- **Task**
Tally the lines in the listing below that hold the string "Administrator", and reply with that tally alone.

_ _ _ _ _

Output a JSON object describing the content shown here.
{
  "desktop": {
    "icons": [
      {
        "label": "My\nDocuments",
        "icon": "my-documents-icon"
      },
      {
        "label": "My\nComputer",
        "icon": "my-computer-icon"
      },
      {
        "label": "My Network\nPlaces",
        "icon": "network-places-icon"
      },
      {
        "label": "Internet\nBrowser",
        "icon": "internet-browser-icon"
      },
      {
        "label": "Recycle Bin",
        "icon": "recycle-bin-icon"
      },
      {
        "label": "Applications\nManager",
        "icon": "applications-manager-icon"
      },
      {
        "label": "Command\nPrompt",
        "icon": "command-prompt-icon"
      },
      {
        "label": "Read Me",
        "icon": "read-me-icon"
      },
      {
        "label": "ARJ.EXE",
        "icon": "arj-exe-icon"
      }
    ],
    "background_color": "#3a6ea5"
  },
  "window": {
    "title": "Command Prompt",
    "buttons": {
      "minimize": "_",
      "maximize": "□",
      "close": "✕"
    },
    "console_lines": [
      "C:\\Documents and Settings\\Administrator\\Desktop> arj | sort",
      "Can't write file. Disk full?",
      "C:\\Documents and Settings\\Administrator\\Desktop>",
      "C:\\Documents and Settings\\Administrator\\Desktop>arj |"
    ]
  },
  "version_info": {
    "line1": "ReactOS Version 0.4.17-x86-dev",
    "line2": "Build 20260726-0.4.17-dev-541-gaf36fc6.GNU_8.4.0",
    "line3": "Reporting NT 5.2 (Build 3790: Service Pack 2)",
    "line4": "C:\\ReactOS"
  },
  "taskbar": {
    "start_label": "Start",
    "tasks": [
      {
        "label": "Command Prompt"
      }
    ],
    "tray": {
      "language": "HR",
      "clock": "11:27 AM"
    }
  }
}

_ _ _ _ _

- **Solution to this problem**
3